I had the pleasure of attending the Jane the Virgin premiere last night with my buddy and fellow tvwright (noun: a playwright who also writes for TV, I just decided) Chris Pena. It’s a new CW show about a girl, a virgin, who, through a bizarre series of events, scored with awesome score and narrated by hilarious narration, accidentally gets inseminated at her gyno. If it sounds insane, it’s because it is, but in a good way. It’s modeled after a telenovela, is aware of its form, and it is, to my MOST GREAT PLEASURE, straight up chock full of whimsy. I love whimsy. I love when whimsy knows that it’s whimsical. Call me simple or nuts, I just do. I especially love seeing it on TV, and even more especially love when its grounded in truthful and likable characters. I also had the pleasure of meeting a few of the lady actors:
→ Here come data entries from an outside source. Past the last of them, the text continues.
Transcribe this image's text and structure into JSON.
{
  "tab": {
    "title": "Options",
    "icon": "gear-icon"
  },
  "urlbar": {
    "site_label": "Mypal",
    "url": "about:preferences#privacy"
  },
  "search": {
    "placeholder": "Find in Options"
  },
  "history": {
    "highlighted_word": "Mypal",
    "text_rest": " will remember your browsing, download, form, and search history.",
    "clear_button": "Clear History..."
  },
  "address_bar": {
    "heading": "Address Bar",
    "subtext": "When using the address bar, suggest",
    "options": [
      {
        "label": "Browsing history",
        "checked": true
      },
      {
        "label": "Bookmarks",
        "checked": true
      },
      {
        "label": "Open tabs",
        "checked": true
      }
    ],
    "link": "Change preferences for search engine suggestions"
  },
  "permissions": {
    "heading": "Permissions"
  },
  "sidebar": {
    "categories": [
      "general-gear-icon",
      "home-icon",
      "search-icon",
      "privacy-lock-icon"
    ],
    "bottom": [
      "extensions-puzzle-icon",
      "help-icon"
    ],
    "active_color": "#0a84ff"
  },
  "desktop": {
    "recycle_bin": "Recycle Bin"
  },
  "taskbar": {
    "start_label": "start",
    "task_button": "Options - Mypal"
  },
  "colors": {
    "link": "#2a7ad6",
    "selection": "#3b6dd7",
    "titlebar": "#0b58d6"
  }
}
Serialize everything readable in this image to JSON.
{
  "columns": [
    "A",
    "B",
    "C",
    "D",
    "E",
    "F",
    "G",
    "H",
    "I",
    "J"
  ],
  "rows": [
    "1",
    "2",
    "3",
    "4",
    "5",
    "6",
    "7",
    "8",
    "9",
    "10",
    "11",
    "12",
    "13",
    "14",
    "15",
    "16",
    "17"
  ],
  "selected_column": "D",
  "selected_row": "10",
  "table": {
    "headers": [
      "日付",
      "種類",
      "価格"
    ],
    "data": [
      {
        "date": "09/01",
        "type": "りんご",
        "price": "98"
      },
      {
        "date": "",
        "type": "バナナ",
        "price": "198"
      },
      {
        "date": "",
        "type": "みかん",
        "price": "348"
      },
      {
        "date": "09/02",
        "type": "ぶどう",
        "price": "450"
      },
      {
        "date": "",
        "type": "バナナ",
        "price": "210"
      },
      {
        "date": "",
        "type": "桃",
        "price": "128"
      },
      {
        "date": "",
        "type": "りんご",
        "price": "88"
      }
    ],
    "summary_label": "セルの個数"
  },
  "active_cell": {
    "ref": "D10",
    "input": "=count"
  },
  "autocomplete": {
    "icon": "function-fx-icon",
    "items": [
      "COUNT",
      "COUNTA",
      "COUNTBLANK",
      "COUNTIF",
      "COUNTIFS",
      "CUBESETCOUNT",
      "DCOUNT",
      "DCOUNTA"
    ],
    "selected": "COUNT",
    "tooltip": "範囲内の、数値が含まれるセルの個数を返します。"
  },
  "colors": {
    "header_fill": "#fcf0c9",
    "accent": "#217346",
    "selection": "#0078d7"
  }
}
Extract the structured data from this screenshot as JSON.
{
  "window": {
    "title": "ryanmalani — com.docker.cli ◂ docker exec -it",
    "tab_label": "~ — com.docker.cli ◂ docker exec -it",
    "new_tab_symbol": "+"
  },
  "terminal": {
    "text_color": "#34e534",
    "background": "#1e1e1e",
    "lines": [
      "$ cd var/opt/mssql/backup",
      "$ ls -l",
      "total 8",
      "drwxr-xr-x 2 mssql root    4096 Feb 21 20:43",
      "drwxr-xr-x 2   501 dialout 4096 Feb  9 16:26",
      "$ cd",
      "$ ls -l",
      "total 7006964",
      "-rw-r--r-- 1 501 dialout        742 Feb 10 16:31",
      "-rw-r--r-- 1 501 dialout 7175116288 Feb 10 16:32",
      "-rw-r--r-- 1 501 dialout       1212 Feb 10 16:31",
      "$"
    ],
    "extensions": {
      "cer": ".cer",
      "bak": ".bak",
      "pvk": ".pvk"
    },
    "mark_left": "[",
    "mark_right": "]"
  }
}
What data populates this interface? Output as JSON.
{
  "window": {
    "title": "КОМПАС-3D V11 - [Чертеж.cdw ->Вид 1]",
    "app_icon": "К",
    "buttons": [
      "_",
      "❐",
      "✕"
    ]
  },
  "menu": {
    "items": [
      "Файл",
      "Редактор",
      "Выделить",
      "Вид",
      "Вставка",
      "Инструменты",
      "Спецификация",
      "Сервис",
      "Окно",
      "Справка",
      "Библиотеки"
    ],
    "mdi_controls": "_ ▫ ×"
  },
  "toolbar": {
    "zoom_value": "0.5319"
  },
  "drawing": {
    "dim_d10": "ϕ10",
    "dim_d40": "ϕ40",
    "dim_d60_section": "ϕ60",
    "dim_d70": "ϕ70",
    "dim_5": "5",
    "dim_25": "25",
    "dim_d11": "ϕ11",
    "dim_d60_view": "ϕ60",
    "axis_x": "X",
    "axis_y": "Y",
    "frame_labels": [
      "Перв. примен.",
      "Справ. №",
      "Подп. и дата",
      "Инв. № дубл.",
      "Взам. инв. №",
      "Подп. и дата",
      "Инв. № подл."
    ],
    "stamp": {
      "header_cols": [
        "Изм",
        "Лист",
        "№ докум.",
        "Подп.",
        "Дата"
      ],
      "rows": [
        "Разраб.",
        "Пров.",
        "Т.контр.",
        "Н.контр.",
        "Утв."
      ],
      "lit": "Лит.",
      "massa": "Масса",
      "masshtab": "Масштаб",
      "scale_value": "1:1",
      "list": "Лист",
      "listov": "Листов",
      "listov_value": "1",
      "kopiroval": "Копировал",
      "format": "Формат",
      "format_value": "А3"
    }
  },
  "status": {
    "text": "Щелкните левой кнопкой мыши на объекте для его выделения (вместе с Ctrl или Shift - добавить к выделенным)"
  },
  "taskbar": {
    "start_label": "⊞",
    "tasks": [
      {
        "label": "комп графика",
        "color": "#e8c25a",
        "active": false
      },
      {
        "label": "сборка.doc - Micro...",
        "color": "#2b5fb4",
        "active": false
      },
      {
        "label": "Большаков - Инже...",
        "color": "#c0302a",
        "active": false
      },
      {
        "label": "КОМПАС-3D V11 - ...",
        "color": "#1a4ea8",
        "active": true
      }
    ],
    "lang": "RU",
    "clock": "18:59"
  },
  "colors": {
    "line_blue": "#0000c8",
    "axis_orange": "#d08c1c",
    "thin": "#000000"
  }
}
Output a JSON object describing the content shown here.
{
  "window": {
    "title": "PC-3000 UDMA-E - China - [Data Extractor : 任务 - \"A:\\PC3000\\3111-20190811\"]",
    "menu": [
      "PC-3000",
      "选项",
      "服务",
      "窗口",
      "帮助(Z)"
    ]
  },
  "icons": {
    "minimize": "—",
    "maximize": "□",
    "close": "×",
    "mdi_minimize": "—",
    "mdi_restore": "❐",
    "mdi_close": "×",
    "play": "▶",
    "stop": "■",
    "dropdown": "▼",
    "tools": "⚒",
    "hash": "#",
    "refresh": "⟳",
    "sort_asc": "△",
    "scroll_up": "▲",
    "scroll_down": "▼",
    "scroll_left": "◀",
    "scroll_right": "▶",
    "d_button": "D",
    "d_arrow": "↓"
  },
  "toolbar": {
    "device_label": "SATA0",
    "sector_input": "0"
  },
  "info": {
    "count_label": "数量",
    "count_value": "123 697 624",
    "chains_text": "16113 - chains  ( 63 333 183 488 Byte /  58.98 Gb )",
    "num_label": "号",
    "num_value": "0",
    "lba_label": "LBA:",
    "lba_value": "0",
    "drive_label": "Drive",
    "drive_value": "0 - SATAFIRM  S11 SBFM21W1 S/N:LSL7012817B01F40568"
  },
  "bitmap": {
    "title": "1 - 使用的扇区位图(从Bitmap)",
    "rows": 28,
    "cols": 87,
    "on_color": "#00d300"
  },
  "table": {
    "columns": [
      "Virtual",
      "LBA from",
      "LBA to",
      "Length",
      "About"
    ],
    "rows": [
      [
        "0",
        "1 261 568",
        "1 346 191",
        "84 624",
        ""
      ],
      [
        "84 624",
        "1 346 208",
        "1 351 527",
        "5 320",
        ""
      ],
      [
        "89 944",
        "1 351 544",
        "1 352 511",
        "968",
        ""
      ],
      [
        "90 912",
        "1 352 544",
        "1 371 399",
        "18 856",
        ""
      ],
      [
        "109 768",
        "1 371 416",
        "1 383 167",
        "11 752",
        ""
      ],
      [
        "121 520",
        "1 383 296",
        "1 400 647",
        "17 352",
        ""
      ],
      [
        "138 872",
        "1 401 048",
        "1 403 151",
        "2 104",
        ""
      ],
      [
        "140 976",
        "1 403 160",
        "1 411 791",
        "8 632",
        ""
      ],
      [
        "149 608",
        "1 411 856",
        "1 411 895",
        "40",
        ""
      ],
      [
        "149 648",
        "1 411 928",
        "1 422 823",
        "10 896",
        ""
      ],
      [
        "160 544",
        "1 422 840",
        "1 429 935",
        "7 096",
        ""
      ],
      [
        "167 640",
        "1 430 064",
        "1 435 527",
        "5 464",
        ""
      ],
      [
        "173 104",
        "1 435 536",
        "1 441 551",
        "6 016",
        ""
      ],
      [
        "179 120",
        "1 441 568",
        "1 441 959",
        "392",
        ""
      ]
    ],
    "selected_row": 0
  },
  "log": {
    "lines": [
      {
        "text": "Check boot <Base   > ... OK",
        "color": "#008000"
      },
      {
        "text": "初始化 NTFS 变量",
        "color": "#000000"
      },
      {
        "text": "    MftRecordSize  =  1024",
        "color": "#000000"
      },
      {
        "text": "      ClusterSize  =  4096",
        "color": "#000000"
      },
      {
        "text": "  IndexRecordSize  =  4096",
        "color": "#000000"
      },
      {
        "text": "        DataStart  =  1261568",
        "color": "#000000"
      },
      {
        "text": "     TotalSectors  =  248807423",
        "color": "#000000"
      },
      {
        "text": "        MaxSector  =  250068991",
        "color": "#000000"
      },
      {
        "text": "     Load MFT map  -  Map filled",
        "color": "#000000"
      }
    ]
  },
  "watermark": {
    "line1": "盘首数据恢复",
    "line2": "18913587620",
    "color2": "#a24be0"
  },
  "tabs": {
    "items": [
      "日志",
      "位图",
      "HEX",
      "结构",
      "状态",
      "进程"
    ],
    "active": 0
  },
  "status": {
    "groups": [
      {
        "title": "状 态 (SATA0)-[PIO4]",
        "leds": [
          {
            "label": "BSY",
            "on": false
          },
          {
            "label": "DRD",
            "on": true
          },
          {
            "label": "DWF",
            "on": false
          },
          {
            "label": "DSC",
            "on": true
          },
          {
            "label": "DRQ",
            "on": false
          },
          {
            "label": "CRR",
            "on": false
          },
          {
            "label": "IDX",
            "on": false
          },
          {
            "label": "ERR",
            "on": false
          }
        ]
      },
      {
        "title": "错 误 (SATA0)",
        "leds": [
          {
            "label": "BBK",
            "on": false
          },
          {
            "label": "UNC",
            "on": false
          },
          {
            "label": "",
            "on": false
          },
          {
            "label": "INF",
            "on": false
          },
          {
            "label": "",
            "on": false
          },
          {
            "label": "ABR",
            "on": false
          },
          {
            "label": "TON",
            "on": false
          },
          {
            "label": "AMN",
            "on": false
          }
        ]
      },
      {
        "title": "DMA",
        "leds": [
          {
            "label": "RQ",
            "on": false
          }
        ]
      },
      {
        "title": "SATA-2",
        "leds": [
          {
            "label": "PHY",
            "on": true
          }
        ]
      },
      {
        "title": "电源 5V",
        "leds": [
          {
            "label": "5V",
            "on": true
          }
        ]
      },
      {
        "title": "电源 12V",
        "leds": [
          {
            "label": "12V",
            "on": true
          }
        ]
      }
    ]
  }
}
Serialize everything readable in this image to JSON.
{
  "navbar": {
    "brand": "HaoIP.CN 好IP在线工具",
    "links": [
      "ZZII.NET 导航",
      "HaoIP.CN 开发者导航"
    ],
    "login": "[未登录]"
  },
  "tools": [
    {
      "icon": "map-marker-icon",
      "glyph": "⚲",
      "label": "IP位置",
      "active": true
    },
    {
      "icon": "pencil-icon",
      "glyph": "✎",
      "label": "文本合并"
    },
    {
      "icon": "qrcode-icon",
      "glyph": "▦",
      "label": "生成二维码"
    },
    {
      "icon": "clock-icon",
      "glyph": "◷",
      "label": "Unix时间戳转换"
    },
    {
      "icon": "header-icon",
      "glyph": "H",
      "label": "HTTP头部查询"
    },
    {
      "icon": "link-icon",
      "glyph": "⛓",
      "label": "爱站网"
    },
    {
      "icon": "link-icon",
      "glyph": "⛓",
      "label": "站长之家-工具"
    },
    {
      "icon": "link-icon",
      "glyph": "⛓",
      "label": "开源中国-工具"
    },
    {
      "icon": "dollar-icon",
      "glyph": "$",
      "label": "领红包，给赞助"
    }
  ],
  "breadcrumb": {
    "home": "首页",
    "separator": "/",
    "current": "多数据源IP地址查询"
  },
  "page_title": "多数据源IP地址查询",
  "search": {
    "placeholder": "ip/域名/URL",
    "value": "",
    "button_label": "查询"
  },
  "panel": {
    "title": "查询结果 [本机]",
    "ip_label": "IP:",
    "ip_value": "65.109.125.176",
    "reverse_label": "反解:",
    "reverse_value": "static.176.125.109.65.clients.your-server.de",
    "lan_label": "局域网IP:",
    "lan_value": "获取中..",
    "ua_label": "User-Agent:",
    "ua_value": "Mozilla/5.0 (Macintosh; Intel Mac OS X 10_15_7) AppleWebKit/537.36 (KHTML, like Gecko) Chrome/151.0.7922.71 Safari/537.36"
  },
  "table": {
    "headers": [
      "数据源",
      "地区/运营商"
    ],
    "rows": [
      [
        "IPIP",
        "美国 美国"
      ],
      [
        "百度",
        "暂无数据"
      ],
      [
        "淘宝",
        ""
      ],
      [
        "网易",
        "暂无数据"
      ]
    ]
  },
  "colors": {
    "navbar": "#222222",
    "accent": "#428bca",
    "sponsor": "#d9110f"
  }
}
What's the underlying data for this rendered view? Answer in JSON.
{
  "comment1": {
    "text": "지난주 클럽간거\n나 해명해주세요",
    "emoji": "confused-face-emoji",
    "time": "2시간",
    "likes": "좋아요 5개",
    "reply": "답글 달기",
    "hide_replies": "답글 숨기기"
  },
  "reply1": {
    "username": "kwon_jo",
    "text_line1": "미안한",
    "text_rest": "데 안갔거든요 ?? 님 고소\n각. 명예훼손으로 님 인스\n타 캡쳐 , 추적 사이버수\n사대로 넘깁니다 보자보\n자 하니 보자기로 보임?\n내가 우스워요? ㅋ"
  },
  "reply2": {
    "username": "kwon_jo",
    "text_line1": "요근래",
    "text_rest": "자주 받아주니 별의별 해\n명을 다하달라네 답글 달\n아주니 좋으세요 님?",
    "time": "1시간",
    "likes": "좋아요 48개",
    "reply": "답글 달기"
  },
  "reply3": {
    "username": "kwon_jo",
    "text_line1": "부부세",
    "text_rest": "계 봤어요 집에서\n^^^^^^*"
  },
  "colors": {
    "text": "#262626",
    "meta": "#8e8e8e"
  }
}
These are not seasoned, jaded TV stars. These are actors who are happy and gracious grateful to be there, who are stoked to be a part of a show that’s innovative and re-energizing its network. Reminded me very much of the cast of Switched. TV, I LOVE YOU SO MUCH RIGHT NOW! I’m definitely going to keep watching this show, as should You.